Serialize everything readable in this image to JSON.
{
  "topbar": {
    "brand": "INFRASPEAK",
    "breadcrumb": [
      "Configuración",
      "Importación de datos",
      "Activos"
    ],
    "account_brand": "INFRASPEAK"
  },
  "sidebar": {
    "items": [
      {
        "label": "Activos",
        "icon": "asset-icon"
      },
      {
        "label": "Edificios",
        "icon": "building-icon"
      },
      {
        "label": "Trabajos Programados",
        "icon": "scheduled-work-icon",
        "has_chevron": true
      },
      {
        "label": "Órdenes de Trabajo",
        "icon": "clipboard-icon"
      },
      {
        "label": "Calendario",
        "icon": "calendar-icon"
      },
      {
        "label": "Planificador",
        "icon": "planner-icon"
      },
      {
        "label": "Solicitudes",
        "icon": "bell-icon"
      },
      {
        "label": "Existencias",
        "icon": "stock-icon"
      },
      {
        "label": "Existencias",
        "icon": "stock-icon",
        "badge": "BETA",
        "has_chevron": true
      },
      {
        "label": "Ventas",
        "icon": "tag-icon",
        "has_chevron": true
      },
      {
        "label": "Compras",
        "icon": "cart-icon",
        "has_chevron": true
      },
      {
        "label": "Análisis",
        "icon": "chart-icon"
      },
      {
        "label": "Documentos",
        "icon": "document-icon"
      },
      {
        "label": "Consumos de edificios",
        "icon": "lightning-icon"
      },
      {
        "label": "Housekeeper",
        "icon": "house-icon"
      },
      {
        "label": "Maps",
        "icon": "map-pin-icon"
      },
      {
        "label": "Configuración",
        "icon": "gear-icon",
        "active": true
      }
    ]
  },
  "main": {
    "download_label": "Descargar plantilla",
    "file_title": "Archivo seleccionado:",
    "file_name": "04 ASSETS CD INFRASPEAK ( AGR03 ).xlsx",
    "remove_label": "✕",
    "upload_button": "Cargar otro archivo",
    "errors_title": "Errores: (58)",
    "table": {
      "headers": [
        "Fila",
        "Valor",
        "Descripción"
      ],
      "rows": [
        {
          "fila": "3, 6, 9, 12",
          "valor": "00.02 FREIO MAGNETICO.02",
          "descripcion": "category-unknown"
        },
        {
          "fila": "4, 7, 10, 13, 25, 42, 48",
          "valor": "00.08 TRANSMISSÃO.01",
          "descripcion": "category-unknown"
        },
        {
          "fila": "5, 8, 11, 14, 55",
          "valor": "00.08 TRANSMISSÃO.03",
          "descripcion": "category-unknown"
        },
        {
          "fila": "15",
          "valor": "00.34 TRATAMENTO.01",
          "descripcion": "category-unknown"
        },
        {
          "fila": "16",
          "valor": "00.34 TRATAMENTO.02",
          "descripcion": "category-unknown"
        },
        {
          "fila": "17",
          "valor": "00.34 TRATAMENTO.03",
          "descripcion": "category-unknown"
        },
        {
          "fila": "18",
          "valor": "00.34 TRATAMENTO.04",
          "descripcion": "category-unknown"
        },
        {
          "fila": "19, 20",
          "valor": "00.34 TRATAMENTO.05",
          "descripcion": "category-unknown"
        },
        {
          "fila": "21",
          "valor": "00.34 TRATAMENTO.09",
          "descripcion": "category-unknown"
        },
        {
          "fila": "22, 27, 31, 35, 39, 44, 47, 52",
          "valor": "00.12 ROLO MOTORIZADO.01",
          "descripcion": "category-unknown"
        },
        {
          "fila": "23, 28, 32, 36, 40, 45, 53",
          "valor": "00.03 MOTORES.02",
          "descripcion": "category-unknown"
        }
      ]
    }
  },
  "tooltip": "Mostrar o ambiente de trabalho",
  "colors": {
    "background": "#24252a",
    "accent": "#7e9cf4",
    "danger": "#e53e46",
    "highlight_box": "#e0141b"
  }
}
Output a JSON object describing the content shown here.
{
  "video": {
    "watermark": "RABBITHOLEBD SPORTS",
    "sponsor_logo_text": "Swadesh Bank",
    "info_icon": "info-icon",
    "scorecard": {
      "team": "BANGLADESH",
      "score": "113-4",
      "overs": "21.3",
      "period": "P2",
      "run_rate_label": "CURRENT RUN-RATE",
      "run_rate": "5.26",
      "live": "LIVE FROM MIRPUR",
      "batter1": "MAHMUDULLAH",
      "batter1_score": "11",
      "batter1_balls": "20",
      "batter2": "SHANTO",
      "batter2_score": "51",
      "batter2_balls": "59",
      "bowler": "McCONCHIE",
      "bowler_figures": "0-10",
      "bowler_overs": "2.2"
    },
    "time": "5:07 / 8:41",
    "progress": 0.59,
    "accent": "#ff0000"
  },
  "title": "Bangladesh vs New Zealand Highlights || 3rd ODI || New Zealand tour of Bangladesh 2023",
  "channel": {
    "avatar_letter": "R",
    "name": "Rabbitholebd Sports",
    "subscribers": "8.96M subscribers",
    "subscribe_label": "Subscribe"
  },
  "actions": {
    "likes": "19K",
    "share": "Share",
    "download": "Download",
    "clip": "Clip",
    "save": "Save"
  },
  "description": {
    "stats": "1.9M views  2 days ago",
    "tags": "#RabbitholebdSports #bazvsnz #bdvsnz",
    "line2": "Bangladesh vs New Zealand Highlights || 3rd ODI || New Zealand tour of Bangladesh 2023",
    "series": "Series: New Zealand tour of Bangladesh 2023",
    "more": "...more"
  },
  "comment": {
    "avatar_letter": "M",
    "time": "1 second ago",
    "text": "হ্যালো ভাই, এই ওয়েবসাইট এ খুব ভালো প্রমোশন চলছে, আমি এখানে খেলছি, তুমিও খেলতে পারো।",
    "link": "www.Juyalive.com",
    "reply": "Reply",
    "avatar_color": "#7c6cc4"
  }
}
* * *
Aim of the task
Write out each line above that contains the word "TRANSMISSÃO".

Your solution
          "valor": "00.08 TRANSMISSÃO.01",
          "valor": "00.08 TRANSMISSÃO.03",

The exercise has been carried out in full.